• Derecognise the underlying asset
• Recognise a lease liability and right-of-use asset for the leaseback (subject to the IASB’s exemption for leases of small assets and the joint exemption for short-term leases)
• Recognise a loss (if any) immediately (adjusted for off-market terms)
The Boards reached different decisions on how the seller-lessee would recognise a gain,if any, on the sale (adjusted for off-market terms). The FASB determined that the seller-lessee would recognise the full gain immediately. However, the IASB decided that the seller-lessee’s immediate gain would be limited to the portion related to the residual asset (i.e., the residual interest in the underlying asset transferred to the buyer-lessor). The remaining gain (i.e., related to the leaseback) would be recognised as a reduction to the initial measurement of the right-of-use asset, thus reflected as a reduction in the amortisation of the right-of-use asset over the term of the leaseback. Under the IASB’s approach, a seller-lessee would recognise a smaller immediate gain on a leaseback covering a large portion of the life of the underlying asset as compared to a similar transaction with a shorter leaseback of the same asset.
Accounting for the leaseback
The Boards decided that when a sale occurs, both the seller-lessee and the buyer-lessor would account for the leaseback in the same manner as any other lease (i.e., in accordance with the lessee and lessor requirements, respectively, with adjustments for any off-market terms).

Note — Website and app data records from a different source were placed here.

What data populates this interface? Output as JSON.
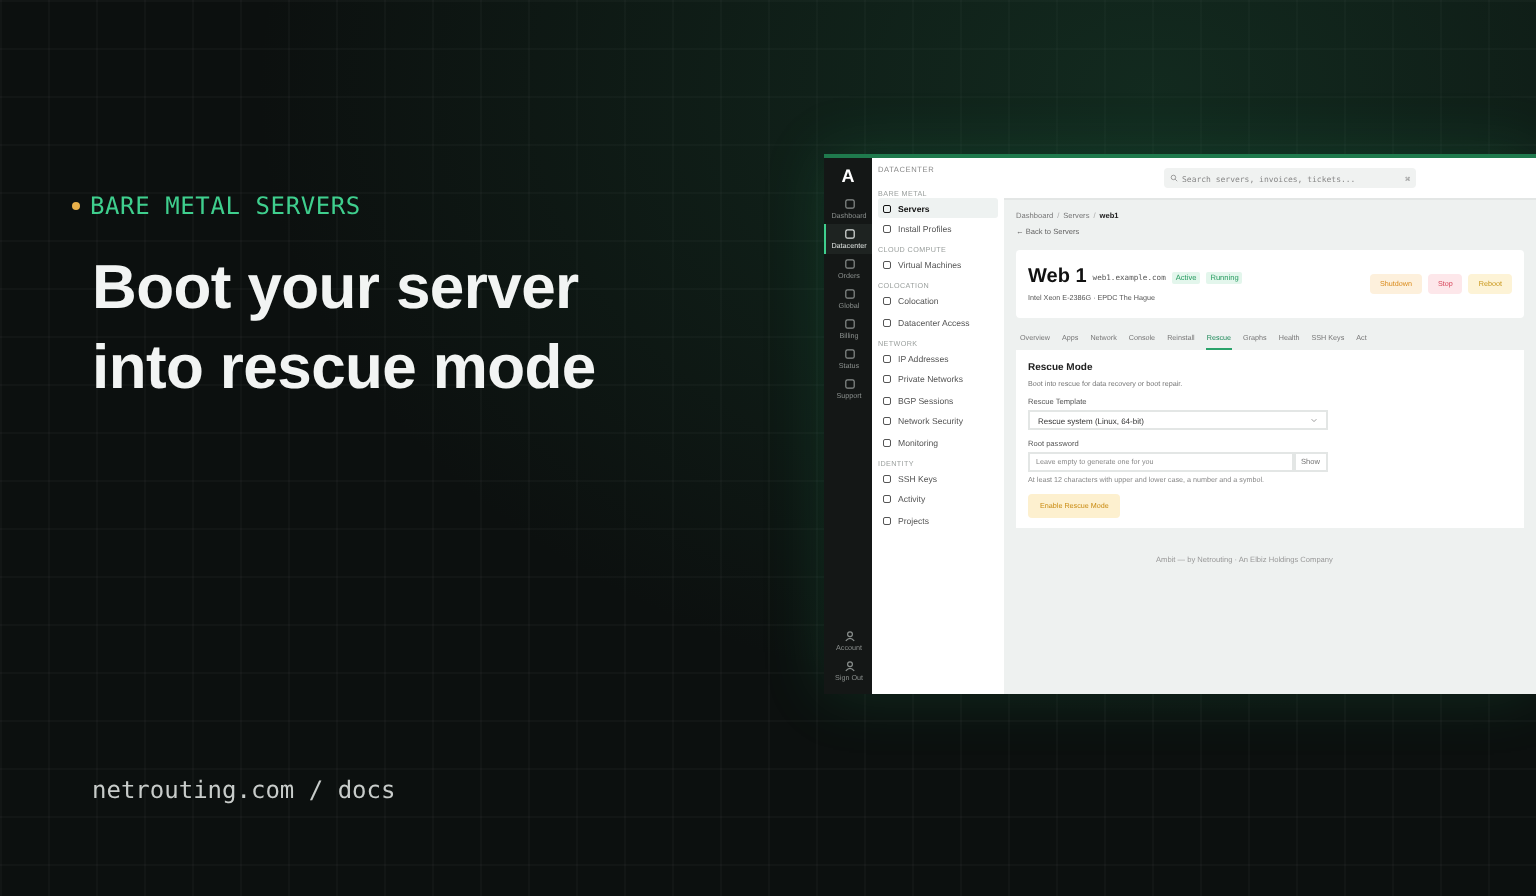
{
  "hero": {
    "eyebrow": "BARE METAL SERVERS",
    "title_lines": [
      "Boot your server",
      "into rescue mode"
    ],
    "footer": "netrouting.com / docs"
  },
  "app": {
    "logo": "A",
    "rail": [
      {
        "label": "Dashboard",
        "selected": false
      },
      {
        "label": "Datacenter",
        "selected": true
      },
      {
        "label": "Orders",
        "selected": false
      },
      {
        "label": "Global",
        "selected": false
      },
      {
        "label": "Billing",
        "selected": false
      },
      {
        "label": "Status",
        "selected": false
      },
      {
        "label": "Support",
        "selected": false
      }
    ],
    "rail_bottom": [
      {
        "label": "Account"
      },
      {
        "label": "Sign Out"
      }
    ],
    "nav": {
      "header": "DATACENTER",
      "sections": [
        {
          "heading": "BARE METAL",
          "items": [
            {
              "label": "Servers",
              "selected": true
            },
            {
              "label": "Install Profiles",
              "selected": false
            }
          ]
        },
        {
          "heading": "CLOUD COMPUTE",
          "items": [
            {
              "label": "Virtual Machines",
              "selected": false
            }
          ]
        },
        {
          "heading": "COLOCATION",
          "items": [
            {
              "label": "Colocation",
              "selected": false
            },
            {
              "label": "Datacenter Access",
              "selected": false
            }
          ]
        },
        {
          "heading": "NETWORK",
          "items": [
            {
              "label": "IP Addresses",
              "selected": false
            },
            {
              "label": "Private Networks",
              "selected": false
            },
            {
              "label": "BGP Sessions",
              "selected": false
            },
            {
              "label": "Network Security",
              "selected": false
            },
            {
              "label": "Monitoring",
              "selected": false
            }
          ]
        },
        {
          "heading": "IDENTITY",
          "items": [
            {
              "label": "SSH Keys",
              "selected": false
            },
            {
              "label": "Activity",
              "selected": false
            },
            {
              "label": "Projects",
              "selected": false
            }
          ]
        }
      ]
    },
    "search": {
      "placeholder": "Search servers, invoices, tickets...",
      "shortcut": "⌘"
    },
    "breadcrumb": [
      "Dashboard",
      "Servers",
      "web1"
    ],
    "breadcrumb_separator": "/",
    "back_link": "← Back to Servers",
    "server": {
      "name": "Web 1",
      "hostname": "web1.example.com",
      "badges": [
        "Active",
        "Running"
      ],
      "specs": "Intel Xeon E-2386G · EPDC The Hague",
      "actions": [
        {
          "label": "Shutdown",
          "kind": "warning"
        },
        {
          "label": "Stop",
          "kind": "danger"
        },
        {
          "label": "Reboot",
          "kind": "caution"
        }
      ]
    },
    "tabs": [
      {
        "label": "Overview",
        "selected": false
      },
      {
        "label": "Apps",
        "selected": false
      },
      {
        "label": "Network",
        "selected": false
      },
      {
        "label": "Console",
        "selected": false
      },
      {
        "label": "Reinstall",
        "selected": false
      },
      {
        "label": "Rescue",
        "selected": true
      },
      {
        "label": "Graphs",
        "selected": false
      },
      {
        "label": "Health",
        "selected": false
      },
      {
        "label": "SSH Keys",
        "selected": false
      },
      {
        "label": "Act",
        "selected": false
      }
    ],
    "rescue": {
      "title": "Rescue Mode",
      "description": "Boot into rescue for data recovery or boot repair.",
      "template_label": "Rescue Template",
      "template_value": "Rescue system (Linux, 64-bit)",
      "password_label": "Root password",
      "password_placeholder": "Leave empty to generate one for you",
      "show_button": "Show",
      "hint": "At least 12 characters with upper and lower case, a number and a symbol.",
      "submit": "Enable Rescue Mode"
    },
    "footer": "Ambit — by Netrouting · An Elbiz Holdings Company"
  }
}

Before drafting a standard, the Boards need to complete their redeliberations on the definition of a lease and address several remaining issues, including the IASB’s recognition and measurement exemption for leases of small assets, lessee disclosures, transition, effective date and consequential amendments to other standards. A standard is not expected before the third quarter of 2015.